(Stored entries)
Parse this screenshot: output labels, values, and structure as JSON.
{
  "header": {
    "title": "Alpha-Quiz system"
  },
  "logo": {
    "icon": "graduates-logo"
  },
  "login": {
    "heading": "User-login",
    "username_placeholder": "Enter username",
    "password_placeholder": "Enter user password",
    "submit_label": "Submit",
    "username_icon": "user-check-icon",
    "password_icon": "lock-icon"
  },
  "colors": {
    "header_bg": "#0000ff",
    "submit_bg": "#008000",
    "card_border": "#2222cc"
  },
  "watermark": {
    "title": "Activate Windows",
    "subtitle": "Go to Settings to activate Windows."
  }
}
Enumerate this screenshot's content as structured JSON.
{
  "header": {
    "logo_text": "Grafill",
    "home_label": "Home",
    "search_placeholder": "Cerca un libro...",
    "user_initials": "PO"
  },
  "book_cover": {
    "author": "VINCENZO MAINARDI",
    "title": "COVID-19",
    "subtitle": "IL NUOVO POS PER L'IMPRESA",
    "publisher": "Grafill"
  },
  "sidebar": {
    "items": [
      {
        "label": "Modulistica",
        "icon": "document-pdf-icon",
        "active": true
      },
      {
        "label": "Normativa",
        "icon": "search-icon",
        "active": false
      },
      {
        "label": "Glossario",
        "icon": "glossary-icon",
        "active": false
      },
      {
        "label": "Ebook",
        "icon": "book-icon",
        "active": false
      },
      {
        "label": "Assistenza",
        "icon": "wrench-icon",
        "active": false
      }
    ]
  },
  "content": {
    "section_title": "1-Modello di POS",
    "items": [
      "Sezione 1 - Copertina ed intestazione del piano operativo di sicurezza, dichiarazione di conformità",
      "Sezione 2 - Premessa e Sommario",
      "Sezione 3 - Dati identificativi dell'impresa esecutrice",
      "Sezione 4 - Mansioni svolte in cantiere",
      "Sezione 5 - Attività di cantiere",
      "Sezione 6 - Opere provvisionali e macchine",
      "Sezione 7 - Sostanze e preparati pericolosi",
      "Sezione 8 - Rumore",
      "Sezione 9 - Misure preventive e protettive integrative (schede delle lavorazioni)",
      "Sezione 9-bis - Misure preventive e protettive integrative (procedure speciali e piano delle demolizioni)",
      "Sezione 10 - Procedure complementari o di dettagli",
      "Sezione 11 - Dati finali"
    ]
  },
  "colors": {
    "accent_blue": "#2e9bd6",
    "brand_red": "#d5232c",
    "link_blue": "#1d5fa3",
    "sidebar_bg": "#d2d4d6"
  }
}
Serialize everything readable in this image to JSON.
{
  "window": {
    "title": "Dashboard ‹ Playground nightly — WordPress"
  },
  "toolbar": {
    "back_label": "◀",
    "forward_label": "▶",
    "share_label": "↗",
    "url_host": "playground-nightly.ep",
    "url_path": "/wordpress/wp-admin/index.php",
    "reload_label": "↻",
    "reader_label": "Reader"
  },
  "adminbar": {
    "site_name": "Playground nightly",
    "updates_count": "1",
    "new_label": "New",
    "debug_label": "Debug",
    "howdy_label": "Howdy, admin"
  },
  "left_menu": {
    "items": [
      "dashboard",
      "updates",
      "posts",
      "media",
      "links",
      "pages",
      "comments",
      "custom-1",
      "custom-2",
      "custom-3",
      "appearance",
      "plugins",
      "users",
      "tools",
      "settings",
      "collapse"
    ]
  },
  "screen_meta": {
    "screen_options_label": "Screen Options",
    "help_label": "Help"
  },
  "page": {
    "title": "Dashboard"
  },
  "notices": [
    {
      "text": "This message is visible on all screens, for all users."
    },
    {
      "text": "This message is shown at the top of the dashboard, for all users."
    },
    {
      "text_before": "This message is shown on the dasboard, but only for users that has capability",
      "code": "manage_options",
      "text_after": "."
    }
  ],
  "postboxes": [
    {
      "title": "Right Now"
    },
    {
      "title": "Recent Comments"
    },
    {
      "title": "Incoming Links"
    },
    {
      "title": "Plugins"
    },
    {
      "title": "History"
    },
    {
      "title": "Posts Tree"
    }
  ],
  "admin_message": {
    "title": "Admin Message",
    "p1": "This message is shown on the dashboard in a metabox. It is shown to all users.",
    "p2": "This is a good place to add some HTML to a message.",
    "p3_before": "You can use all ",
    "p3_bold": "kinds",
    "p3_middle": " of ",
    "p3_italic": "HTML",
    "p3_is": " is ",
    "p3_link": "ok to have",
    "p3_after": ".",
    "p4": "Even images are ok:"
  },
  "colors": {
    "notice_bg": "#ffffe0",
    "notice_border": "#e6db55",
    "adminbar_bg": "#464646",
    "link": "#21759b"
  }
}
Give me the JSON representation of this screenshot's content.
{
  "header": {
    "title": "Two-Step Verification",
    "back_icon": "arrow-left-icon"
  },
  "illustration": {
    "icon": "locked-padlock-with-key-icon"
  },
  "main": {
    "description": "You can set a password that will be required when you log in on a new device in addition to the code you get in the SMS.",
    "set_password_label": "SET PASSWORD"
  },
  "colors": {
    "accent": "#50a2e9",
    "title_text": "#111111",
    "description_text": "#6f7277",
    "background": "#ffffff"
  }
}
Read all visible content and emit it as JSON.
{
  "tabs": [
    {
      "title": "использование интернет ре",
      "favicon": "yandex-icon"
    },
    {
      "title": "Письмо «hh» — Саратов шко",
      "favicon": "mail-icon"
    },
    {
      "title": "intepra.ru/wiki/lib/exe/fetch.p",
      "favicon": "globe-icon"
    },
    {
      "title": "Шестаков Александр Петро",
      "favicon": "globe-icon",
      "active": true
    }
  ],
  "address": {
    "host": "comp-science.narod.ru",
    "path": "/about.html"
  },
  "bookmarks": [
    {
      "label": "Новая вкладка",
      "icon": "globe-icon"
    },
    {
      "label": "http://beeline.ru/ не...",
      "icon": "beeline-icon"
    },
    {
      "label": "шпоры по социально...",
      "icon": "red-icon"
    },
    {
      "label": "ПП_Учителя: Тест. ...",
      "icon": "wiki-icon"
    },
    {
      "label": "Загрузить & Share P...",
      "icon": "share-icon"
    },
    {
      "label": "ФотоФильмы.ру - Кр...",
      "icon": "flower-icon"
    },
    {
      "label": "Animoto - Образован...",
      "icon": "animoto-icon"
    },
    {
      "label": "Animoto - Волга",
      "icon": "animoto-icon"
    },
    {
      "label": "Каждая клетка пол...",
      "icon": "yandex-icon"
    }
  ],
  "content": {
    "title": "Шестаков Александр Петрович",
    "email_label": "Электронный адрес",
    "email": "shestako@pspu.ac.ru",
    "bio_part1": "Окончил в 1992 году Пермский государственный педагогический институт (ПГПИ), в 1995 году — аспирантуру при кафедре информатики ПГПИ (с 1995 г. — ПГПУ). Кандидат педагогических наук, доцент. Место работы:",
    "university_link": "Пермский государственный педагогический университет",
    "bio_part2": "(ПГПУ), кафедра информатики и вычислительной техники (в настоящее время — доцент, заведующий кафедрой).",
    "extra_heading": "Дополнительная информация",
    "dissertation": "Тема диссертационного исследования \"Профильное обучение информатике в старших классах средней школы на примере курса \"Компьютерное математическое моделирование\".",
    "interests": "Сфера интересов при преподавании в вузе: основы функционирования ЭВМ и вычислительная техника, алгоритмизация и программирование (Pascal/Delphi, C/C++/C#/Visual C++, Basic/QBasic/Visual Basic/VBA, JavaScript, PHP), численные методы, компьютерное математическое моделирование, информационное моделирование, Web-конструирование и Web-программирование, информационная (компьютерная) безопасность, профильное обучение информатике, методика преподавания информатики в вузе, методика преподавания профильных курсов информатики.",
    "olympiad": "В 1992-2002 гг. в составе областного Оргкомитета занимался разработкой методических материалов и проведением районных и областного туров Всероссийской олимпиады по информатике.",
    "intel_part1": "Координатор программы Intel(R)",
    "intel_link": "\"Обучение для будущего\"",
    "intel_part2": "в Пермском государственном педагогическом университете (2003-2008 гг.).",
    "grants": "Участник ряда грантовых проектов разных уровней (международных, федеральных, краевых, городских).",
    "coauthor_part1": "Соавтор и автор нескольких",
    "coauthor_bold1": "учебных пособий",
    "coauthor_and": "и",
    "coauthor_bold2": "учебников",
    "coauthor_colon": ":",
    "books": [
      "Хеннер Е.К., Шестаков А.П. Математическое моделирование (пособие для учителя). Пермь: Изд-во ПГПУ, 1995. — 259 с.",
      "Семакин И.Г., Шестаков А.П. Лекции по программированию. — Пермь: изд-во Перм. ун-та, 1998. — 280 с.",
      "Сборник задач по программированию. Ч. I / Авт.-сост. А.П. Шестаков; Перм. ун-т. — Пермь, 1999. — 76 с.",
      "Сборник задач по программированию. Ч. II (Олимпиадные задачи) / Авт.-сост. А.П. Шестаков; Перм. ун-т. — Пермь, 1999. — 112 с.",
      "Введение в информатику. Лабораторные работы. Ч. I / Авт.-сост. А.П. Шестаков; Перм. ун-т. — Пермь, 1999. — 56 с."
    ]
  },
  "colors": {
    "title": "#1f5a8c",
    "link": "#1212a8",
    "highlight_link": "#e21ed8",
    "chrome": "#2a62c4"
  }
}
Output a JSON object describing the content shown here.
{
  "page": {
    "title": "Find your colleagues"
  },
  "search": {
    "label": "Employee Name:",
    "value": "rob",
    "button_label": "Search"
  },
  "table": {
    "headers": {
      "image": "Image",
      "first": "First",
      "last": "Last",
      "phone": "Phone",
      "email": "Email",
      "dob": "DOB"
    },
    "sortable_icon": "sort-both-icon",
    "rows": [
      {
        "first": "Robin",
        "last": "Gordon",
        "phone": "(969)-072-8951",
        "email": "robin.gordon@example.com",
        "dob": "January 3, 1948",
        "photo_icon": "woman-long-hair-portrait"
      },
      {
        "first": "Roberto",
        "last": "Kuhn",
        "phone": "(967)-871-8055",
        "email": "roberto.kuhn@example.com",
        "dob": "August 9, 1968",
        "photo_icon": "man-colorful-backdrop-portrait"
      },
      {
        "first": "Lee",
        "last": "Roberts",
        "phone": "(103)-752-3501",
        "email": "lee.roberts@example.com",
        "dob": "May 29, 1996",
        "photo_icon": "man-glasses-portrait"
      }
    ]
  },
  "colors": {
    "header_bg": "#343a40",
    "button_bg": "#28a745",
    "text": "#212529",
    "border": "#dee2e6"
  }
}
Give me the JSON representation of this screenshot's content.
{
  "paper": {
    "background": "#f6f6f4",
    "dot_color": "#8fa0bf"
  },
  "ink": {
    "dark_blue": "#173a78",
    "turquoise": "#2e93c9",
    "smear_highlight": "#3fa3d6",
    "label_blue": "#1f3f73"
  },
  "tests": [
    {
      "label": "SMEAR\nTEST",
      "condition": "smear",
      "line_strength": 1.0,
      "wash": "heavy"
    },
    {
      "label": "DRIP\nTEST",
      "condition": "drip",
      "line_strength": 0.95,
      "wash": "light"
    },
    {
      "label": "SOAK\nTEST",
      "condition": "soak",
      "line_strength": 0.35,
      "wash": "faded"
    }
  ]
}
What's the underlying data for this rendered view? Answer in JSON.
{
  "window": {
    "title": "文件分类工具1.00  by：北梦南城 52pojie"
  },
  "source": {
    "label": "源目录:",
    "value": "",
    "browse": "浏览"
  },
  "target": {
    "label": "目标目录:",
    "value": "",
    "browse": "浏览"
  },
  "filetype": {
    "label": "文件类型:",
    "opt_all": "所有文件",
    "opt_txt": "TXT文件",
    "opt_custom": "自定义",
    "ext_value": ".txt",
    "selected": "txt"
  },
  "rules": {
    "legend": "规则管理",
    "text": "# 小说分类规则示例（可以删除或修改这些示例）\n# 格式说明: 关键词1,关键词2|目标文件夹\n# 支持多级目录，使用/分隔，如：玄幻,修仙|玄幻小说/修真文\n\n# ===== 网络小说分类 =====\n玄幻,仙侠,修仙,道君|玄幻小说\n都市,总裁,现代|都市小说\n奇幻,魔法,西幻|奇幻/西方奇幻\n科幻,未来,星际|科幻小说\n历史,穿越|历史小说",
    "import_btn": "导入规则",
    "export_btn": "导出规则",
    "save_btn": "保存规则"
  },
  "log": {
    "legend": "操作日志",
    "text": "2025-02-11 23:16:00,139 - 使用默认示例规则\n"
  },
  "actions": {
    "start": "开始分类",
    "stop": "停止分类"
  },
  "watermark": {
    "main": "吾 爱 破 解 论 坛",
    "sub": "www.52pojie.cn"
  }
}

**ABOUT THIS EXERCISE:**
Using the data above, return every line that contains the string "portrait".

**YOUR SOLUTION:**
        "photo_icon": "woman-long-hair-portrait"
        "photo_icon": "man-colorful-backdrop-portrait"
        "photo_icon": "man-glasses-portrait"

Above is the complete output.